Lattice modelling of liquid crystal mixtures
This Thesis is dedicated to computer simulation investigations of the phase behaviour of binary and ternary liquid crystals mixtures represented using the LebwohlLasher lattice model. The binary mixture is studied in the Canonical and Semi Grand Canonical Ensembles over a comprehensive set of temperatures, concentrations and the relative coupling constants. The ternary mixture is studied in the Canonical Ensemble only, over a comprehensive set of temperatures and concentrations and single set of coupling constants. In order to determine the boundaries between different phase regions in the Canonical Ensemble, the thermal and concentration dependencies of three different observabIes are used. The first observable is the potential energy of the system, the second is the second rank orientational order parameter and the third is the short-range radial distribution function. The long-range radial distribution function and the system snapshots are used as auxiliary observables. In order to determine the phase boundaries in the Semi Grand Canonical Ensemble, the concentration dependence of the chemical potential is used. The order parameter is also used as an auxiliary observable in order to establish the symmetries of the phases on each side of the various coexistence regions encountered. Some features of the phase diagram (e.g. phase re-entrance) are shown to be difficult to determine in the Canonical Ensemble, whereas other features (e.g. the boundary between two phase coexistence regions) are difficult to determine in the Semi Grand Canonical Ensemble. The remaining data from both ensembles are found to be in good agreement. As well as homogeneous nematic (N) and isotropic (I) phases, regions of N + I and N + N phase coexistence are identified. For mixtures of similar particle types, two distinct coexistence regions are found, but as the particle types are made increasingly dissimilar, these two regions are found to coalesce. This leads to a distortion of the I-N transition temperature curve away from the behaviour predicted by classical ideal mixing rules. The ternary mixture results show further departures from ideal mixing behaviour, while maintaining consistency with the data obtained from the equivalent binary systems. Also, unexpectedly, the cooperative ordering and phase separating of the intermediate particle type takes place at the same temperature for all concentrations considered.
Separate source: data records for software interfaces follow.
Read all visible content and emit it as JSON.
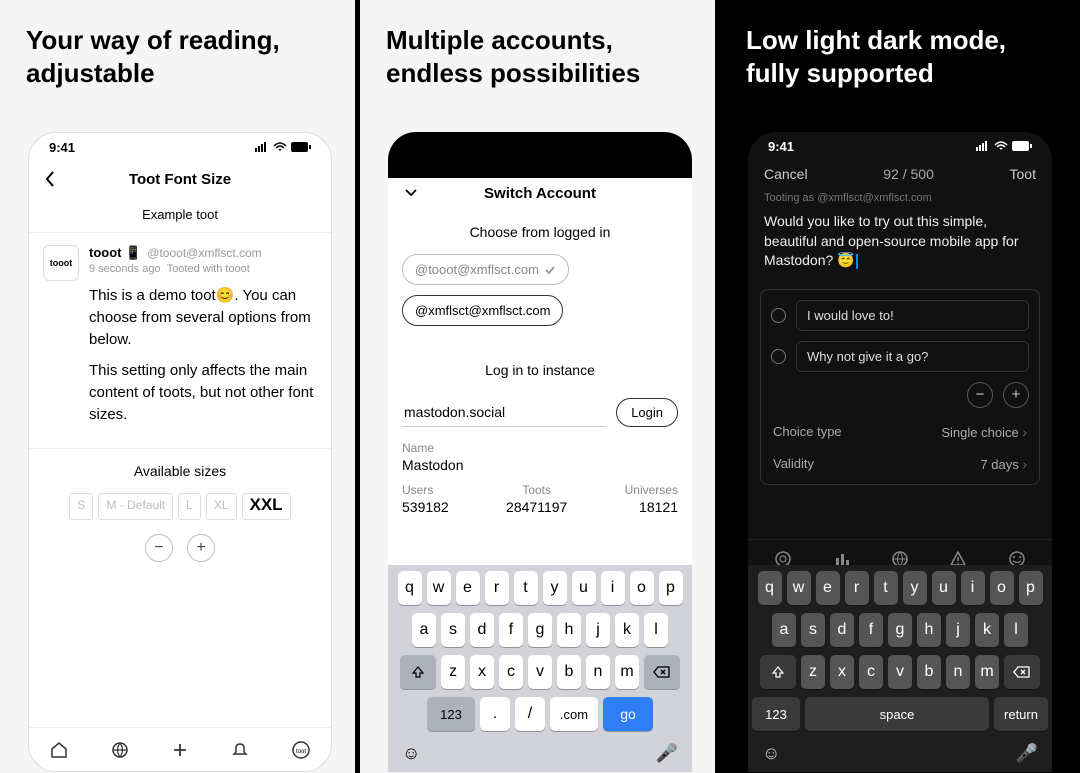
{
  "panels": {
    "one": {
      "title": "Your way of reading, adjustable",
      "status_time": "9:41",
      "nav_title": "Toot Font Size",
      "example_label": "Example toot",
      "toot": {
        "avatar_text": "tooot",
        "username": "tooot 📱",
        "handle": "@tooot@xmflsct.com",
        "time_ago": "9 seconds ago",
        "client": "Tooted with tooot",
        "para1": "This is a demo toot😊. You can choose from several options from below.",
        "para2": "This setting only affects the main content of toots, but not other font sizes."
      },
      "sizes_label": "Available sizes",
      "sizes": {
        "s": "S",
        "m": "M - Default",
        "l": "L",
        "xl": "XL",
        "xxl": "XXL"
      }
    },
    "two": {
      "title": "Multiple accounts, endless possibilities",
      "sheet_title": "Switch Account",
      "choose_label": "Choose from logged in",
      "accounts": {
        "a1": "@tooot@xmflsct.com",
        "a2": "@xmflsct@xmflsct.com"
      },
      "login_label": "Log in to instance",
      "instance_value": "mastodon.social",
      "login_btn": "Login",
      "name_label": "Name",
      "name_value": "Mastodon",
      "stats": {
        "users_label": "Users",
        "users_value": "539182",
        "toots_label": "Toots",
        "toots_value": "28471197",
        "universes_label": "Universes",
        "universes_value": "18121"
      },
      "kb": {
        "row1": [
          "q",
          "w",
          "e",
          "r",
          "t",
          "y",
          "u",
          "i",
          "o",
          "p"
        ],
        "row2": [
          "a",
          "s",
          "d",
          "f",
          "g",
          "h",
          "j",
          "k",
          "l"
        ],
        "row3": [
          "z",
          "x",
          "c",
          "v",
          "b",
          "n",
          "m"
        ],
        "num": "123",
        "dot": ".",
        "slash": "/",
        "com": ".com",
        "go": "go"
      }
    },
    "three": {
      "title": "Low light dark mode, fully supported",
      "status_time": "9:41",
      "cancel": "Cancel",
      "counter": "92 / 500",
      "toot_btn": "Toot",
      "tooting_as": "Tooting as @xmflsct@xmflsct.com",
      "compose_text": "Would you like to try out this simple, beautiful and open-source mobile app for Mastodon? 😇",
      "poll": {
        "opt1": "I would love to!",
        "opt2": "Why not give it a go?",
        "choice_type_label": "Choice type",
        "choice_type_value": "Single choice",
        "validity_label": "Validity",
        "validity_value": "7 days"
      },
      "kb": {
        "row1": [
          "q",
          "w",
          "e",
          "r",
          "t",
          "y",
          "u",
          "i",
          "o",
          "p"
        ],
        "row2": [
          "a",
          "s",
          "d",
          "f",
          "g",
          "h",
          "j",
          "k",
          "l"
        ],
        "row3": [
          "z",
          "x",
          "c",
          "v",
          "b",
          "n",
          "m"
        ],
        "num": "123",
        "space": "space",
        "return": "return"
      }
    }
  }
}
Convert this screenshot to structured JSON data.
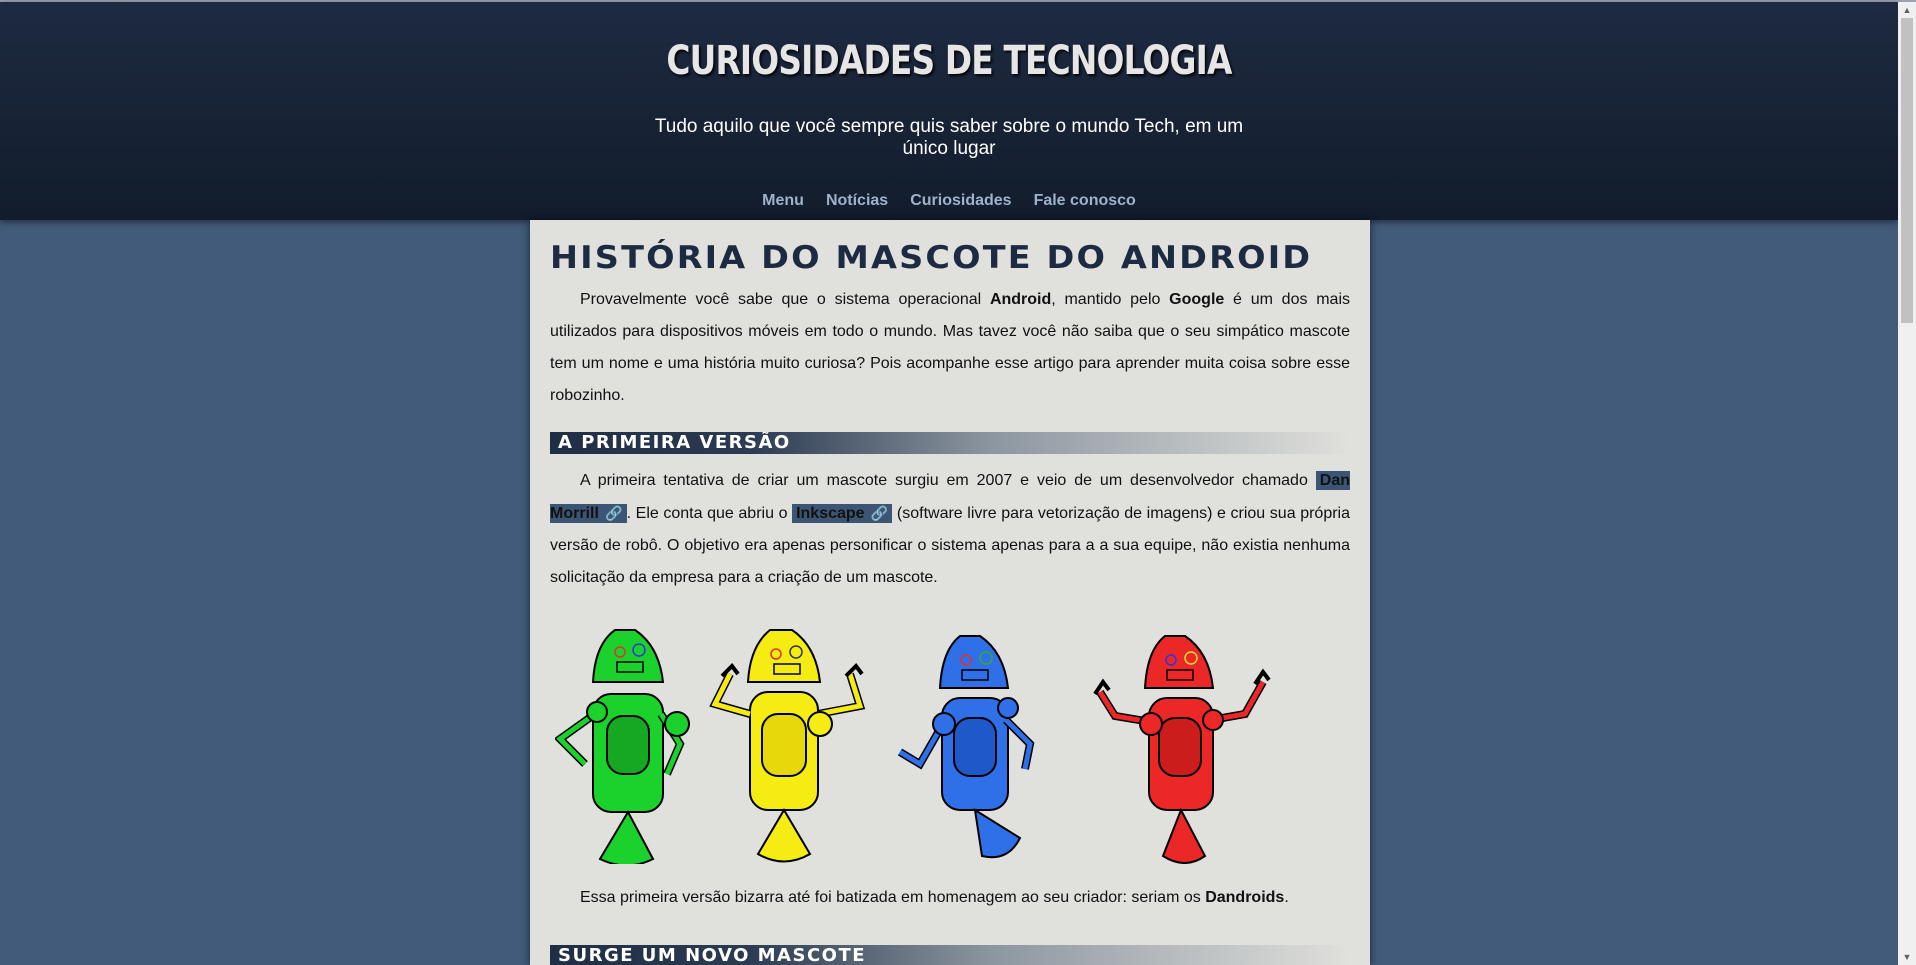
{
  "header": {
    "title": "CURIOSIDADES DE TECNOLOGIA",
    "subtitle": "Tudo aquilo que você sempre quis saber sobre o mundo Tech, em um único lugar",
    "nav": [
      "Menu",
      "Notícias",
      "Curiosidades",
      "Fale conosco"
    ]
  },
  "article": {
    "title": "HISTÓRIA DO MASCOTE DO ANDROID",
    "intro": {
      "p1": "Provavelmente você sabe que o sistema operacional ",
      "b1": "Android",
      "p2": ", mantido pelo ",
      "b2": "Google",
      "p3": " é um dos mais utilizados para dispositivos móveis em todo o mundo. Mas tavez você não saiba que o seu simpático mascote tem um nome e uma história muito curiosa? Pois acompanhe esse artigo para aprender muita coisa sobre esse robozinho."
    },
    "section1": {
      "heading": "A PRIMEIRA VERSÃO",
      "t1": "A primeira tentativa de criar um mascote surgiu em 2007 e veio de um desenvolvedor chamado ",
      "link1": "Dan Morrill",
      "t2": ". Ele conta que abriu o ",
      "link2": "Inkscape",
      "t3": " (software livre para vetorização de imagens) e criou sua própria versão de robô. O objetivo era apenas personificar o sistema apenas para a a sua equipe, não existia nenhuma solicitação da empresa para a criação de um mascote.",
      "caption1": "Essa primeira versão bizarra até foi batizada em homenagem ao seu criador: seriam os ",
      "caption_bold": "Dandroids",
      "caption2": "."
    },
    "section2": {
      "heading": "SURGE UM NOVO MASCOTE"
    },
    "link_icon": "link-icon",
    "robot_colors": [
      "#1bd12b",
      "#f4ec12",
      "#2f6fe8",
      "#ec2727"
    ]
  }
}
Overall, the results from ternary mixtures provide a focus for future work into the phase behaviour of multi-component and poly-disperse mesogenic systems.